Brian Dennehy, an actor’s actor, prepared for a reading of the work of Arthur Miller on Friday night.

Stage Conversation

Wednesday, February 13th, 2013

Here’s part two of the Tim Bond interview from last week.

Pivot Play

Tuesday, February 12th, 2013

Syracuse Stage Producing Artistic Director Timothy Bond talks about the impact of writer August Wilson, specifically Two Trains Running, which is playing this month at the theater.  Syracuse Stage has run seven of Wilson’s ten plays that chronicle African American life in each decade of the 20th Century.

Bond, who is the director for Two Trains, said Wilson’s plays are “poetic blues operas.”

The Book of August

Wednesday, March 9th, 2011

When it comes to an accurate portrait of African American life, site August Wilson’s cycle of plays examining the 20th century is a gift that keeps on giving.

This month Syracuse Stage produced Wilson’s Radio Golf.

Radio, set in 1990s Pittsburgh, revolves around Harmond Wilks (played by Richard Brooks) as he attempts to redevelop a blighted Pittsburgh neighborhood and parlay that venture into a run for mayor.  At the climax of the play the audience is left with a sense that change is coming, but not without a struggle, or a fight.

A “Talk Back” forum was held by the stage and the actors talked about the genius of Wilson and how his work always fosters further examination.

Leland Gantt (Radio’s Sterling) said that the actors were on a journey to excavate the truth in Wilson’s work (the last he produced before he passed in 2005).

During a celebration of August Wilson’s work at Syracuse University in 2006, Dramaturg Kyle Bass, said it best: “Wilson gave us back to us.”

Thomas Jefferson Byrd (Radio’s Elder Joseph Barlow), who appeared in Wilson’s  Ma Rainey’s Black Bottom at Syracuse Stage in 2009, described interpreting Wilson’s work on stage like eavesdropping on a conversation or peering thru a peephole at a family discussion. He said Wilson was able to avoid stereotypes by being true to the characters. “You know the truth when you hear it,” he said.

Higher Learning at the Blackboard Jungle

Monday, October 11th, 2010
Reenah L. Golden discusses urban education following her performance in No Child...

Reenah L. Golden discusses urban education following her performance in No Child… at Syracuse Stage

I finally got a chance to see the production of No Child… (written by Nilaja Sun) at Syracuse Stage on Saturday.  The one-act play features Rochester-native Reenah L. Golden, an actor, poet, activist and educator as the sole performer of nearly 20 characters in a play within a play set in a New York City school.

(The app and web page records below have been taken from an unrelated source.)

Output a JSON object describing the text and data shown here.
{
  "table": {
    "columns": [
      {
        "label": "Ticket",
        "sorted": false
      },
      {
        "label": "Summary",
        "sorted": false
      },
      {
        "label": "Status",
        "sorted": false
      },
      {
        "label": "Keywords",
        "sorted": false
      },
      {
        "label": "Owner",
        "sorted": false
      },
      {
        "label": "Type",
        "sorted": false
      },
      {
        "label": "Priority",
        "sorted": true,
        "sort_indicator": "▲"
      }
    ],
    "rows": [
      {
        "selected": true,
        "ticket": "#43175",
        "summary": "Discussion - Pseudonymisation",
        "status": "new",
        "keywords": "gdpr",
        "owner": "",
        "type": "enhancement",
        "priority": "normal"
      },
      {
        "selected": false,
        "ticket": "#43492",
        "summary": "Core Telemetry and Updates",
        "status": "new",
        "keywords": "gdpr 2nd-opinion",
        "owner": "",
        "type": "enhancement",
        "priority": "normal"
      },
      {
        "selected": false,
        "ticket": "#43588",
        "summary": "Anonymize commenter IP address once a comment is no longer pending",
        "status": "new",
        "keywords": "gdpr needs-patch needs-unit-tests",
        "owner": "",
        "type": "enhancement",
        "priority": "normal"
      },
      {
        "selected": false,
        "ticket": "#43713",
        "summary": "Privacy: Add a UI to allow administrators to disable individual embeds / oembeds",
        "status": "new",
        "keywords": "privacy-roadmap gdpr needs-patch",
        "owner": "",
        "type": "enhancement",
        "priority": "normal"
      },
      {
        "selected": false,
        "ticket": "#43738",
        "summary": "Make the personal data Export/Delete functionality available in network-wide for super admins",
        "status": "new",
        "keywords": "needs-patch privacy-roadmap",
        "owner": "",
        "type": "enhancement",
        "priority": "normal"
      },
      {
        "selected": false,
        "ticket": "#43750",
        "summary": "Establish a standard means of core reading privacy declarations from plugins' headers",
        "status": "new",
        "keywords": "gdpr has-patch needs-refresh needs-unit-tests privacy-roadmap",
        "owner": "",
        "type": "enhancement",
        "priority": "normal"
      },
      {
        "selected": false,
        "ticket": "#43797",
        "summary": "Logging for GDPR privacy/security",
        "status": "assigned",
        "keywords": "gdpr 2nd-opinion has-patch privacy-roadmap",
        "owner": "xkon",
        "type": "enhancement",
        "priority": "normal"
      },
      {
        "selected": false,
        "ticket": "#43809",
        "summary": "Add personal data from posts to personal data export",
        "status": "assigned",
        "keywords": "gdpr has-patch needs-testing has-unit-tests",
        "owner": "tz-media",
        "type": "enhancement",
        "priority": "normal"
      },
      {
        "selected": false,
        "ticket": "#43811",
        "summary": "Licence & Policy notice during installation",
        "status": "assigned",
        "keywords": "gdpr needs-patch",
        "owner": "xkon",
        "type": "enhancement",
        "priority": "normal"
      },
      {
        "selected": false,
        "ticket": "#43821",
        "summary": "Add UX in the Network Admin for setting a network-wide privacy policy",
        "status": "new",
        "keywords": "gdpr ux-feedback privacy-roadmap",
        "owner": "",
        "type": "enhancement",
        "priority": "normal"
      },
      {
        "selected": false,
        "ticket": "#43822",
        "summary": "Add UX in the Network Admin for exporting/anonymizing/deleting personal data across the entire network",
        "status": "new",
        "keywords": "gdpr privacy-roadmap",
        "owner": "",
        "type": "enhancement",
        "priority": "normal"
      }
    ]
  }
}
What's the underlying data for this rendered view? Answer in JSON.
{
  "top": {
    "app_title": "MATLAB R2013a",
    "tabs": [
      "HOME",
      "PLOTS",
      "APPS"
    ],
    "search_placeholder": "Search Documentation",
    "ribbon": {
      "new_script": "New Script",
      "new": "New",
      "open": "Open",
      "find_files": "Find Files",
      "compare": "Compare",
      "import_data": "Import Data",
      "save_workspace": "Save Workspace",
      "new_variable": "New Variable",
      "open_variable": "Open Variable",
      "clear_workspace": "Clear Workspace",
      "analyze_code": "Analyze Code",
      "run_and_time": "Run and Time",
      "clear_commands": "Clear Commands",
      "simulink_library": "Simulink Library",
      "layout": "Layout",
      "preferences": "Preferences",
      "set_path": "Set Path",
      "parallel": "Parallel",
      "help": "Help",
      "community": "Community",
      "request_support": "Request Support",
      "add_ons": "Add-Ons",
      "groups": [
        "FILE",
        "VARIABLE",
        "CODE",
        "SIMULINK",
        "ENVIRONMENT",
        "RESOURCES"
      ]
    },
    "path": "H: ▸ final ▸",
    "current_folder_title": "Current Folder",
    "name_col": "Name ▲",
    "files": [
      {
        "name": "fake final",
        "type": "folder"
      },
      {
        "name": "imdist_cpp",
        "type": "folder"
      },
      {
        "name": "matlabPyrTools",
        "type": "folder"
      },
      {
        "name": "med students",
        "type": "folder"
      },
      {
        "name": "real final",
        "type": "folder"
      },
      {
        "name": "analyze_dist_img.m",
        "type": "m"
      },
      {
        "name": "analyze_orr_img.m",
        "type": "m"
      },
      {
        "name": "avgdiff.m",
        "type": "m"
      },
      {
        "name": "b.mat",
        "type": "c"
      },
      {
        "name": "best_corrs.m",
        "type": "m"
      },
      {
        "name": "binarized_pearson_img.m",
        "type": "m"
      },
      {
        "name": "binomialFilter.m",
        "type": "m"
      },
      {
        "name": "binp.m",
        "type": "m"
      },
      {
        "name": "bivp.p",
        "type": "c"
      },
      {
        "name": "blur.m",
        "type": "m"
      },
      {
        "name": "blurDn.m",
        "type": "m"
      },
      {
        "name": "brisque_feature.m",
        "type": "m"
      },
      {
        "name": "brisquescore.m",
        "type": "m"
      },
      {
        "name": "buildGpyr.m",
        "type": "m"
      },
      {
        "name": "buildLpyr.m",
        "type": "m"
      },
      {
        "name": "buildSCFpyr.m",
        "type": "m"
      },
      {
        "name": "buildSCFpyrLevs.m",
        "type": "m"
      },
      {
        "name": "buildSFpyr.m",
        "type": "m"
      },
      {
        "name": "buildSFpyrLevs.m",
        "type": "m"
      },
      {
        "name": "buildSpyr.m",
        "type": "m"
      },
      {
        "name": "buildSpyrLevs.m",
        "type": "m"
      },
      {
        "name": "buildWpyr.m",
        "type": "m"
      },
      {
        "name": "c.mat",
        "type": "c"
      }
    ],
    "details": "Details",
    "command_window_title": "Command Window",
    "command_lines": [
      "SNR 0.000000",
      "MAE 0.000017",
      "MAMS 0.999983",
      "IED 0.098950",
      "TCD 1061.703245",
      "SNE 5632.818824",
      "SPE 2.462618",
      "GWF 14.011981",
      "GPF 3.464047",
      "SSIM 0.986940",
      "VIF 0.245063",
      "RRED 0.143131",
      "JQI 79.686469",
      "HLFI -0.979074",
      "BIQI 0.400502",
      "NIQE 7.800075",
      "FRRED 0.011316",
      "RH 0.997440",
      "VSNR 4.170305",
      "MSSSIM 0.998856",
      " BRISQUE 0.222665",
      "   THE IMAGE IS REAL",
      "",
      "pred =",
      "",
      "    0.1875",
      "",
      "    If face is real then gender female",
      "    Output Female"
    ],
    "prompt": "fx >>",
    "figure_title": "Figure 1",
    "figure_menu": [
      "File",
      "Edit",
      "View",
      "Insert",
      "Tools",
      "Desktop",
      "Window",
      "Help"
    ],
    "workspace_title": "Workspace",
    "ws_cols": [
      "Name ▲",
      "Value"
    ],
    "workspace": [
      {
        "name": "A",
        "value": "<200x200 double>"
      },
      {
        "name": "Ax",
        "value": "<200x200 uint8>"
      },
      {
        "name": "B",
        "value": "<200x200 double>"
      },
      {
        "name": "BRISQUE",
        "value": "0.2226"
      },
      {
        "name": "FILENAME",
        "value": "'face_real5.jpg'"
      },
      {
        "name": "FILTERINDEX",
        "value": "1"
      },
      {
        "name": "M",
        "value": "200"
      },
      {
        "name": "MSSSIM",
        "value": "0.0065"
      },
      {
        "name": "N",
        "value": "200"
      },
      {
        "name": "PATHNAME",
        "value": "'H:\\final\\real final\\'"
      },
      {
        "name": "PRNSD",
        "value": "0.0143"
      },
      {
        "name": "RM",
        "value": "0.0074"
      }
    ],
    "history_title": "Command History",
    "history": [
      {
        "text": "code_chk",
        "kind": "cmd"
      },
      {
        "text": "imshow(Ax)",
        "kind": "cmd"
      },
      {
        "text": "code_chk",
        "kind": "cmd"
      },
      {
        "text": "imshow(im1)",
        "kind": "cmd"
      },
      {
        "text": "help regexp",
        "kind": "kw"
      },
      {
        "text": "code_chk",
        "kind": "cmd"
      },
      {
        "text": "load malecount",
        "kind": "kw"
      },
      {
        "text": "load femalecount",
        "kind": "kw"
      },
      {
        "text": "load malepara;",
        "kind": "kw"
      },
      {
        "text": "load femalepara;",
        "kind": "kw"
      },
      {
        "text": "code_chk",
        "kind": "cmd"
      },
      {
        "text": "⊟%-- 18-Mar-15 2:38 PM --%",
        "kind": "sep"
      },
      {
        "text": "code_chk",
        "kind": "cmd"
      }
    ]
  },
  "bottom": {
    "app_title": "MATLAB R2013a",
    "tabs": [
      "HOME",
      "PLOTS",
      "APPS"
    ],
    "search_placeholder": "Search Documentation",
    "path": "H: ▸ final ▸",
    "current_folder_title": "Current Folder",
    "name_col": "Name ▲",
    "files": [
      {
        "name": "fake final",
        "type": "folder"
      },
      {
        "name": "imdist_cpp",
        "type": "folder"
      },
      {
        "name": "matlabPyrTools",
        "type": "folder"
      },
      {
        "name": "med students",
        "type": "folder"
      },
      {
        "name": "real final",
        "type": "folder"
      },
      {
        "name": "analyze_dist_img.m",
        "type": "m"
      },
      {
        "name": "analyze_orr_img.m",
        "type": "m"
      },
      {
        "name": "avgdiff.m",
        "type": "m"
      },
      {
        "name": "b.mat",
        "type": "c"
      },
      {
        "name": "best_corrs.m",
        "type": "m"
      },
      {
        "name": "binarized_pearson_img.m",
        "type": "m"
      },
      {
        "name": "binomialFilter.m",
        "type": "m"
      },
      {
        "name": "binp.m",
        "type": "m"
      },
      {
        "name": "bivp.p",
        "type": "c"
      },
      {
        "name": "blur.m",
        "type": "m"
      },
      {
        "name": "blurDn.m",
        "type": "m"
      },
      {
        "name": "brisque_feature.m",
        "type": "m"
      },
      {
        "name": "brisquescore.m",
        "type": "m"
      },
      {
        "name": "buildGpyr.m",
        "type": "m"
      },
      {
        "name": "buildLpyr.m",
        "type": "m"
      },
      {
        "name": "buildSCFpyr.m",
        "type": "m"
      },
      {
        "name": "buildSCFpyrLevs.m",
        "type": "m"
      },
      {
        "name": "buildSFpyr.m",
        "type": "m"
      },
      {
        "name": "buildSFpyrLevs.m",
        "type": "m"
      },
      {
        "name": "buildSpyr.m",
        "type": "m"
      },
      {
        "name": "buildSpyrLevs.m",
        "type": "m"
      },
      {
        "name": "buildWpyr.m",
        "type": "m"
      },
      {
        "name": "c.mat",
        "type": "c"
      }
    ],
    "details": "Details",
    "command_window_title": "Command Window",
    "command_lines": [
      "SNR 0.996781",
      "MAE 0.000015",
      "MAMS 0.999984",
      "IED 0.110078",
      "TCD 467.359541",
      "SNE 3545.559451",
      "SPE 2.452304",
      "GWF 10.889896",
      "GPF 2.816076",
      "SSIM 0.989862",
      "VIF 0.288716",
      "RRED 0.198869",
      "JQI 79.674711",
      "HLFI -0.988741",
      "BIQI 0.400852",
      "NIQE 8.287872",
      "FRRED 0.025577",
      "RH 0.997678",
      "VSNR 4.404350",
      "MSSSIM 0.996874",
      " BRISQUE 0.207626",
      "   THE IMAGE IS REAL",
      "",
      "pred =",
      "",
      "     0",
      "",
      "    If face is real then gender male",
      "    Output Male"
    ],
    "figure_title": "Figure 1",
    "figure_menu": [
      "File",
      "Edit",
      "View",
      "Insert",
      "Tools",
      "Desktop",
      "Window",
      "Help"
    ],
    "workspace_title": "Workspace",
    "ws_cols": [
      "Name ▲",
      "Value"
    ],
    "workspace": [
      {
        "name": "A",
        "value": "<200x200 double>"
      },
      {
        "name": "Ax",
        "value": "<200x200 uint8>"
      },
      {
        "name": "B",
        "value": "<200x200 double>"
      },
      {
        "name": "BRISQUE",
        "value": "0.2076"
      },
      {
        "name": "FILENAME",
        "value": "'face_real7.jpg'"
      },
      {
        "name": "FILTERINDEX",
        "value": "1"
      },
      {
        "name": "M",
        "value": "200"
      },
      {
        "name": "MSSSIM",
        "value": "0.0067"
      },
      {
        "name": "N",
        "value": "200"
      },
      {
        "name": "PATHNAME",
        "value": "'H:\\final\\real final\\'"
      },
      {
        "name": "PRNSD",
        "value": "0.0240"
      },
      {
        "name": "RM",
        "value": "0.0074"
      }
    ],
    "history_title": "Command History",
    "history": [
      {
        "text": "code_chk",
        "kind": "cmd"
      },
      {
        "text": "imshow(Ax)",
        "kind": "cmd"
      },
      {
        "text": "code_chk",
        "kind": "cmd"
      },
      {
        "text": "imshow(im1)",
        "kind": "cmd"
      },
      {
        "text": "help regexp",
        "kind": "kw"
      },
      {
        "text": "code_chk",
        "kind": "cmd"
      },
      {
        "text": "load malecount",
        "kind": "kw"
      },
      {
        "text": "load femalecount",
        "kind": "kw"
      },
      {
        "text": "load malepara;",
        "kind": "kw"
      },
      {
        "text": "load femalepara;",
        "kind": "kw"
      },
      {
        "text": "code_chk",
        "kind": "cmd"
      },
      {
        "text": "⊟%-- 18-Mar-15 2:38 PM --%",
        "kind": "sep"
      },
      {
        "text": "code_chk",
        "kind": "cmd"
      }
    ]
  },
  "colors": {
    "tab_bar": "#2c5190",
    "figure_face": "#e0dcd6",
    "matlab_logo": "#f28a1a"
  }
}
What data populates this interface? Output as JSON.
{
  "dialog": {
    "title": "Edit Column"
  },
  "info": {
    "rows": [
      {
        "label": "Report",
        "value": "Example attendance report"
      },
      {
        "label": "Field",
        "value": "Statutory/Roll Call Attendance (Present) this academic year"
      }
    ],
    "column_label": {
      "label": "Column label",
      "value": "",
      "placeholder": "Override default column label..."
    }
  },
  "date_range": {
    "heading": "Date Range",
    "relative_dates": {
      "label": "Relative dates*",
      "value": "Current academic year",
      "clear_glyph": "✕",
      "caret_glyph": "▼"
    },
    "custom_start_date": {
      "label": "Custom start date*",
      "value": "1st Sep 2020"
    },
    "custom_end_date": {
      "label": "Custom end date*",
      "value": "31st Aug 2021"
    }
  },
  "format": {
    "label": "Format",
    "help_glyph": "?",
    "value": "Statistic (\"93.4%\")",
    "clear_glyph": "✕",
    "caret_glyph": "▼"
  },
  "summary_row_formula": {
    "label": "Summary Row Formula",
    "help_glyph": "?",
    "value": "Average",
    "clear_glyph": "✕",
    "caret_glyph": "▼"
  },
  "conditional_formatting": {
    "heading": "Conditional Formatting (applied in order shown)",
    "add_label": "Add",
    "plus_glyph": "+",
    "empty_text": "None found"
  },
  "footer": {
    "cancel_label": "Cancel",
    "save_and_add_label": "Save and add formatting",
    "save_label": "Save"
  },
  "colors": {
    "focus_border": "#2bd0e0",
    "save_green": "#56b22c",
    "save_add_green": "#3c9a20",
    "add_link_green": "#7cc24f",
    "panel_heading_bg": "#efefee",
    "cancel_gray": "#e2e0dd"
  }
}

The direction by Timothy Bond, which featured a photo montage of various Syracuse School district locations, and the post show dialogue with the audience, made for a wonderful theater experience.

A September conversation August would have enjoyed

Tuesday, September 30th, 2008

Syr Stage Discussion

Syracuse Stage Producing Artistic Director Timothy Bond began a series of discussions around the August Wilson play Ma Rainey’s Black Bottom, which opened the season. On September 21, I attended a post show forum on the use of the N-word during the play. The forum featured Actor Thomas Jefferson Byrd (standing) along with media personality George Kilpatrick (center) and professor Dr. Adam Banks. Byrd told the crowd of about 50 that he was not offended by the use of the N-word during the play because it was part of the dialogue that showed a true portrait of the world of the featured characters (circa 1920s). Wilson’s work gave those characters, and their world, recognition and worth, Byrd said. Banks added that the word as well as the use of the N-word must be framed within the proper historical and cultural context.